Stored dataset items →

● ● ● ● ● ● ●

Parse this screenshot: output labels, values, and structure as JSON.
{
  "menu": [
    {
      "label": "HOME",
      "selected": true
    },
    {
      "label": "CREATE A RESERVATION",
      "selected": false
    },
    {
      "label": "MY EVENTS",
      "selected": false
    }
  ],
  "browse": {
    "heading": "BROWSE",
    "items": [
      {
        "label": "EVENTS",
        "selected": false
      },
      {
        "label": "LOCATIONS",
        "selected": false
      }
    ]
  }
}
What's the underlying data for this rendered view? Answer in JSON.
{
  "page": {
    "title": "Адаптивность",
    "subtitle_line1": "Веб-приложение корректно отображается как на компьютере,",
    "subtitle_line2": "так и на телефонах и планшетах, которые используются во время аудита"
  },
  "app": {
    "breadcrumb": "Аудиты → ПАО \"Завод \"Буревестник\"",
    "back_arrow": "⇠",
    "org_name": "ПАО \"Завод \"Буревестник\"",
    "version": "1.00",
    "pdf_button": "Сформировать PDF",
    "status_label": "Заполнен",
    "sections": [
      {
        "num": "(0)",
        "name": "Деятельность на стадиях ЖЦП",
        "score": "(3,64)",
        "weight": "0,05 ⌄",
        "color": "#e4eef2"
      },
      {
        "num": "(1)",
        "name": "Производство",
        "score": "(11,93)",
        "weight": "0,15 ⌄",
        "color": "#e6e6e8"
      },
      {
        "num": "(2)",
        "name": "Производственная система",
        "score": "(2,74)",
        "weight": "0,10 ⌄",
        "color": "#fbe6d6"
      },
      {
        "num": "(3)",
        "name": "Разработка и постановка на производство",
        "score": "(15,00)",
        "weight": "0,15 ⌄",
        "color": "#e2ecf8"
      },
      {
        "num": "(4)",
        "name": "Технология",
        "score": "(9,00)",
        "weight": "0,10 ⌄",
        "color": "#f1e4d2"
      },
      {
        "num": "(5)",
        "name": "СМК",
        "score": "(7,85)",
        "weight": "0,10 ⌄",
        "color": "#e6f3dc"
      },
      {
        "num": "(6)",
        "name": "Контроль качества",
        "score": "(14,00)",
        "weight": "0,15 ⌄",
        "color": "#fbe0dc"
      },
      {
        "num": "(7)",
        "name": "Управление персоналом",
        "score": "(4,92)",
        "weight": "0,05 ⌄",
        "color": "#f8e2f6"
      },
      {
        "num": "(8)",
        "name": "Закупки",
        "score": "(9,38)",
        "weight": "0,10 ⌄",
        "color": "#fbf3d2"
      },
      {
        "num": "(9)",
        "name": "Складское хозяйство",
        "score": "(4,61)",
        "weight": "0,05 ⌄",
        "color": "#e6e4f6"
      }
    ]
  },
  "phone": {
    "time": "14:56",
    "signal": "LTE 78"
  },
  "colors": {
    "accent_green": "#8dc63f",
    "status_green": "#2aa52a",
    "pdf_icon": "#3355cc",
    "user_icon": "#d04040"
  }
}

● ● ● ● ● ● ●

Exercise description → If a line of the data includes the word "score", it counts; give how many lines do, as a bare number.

Finished task → 10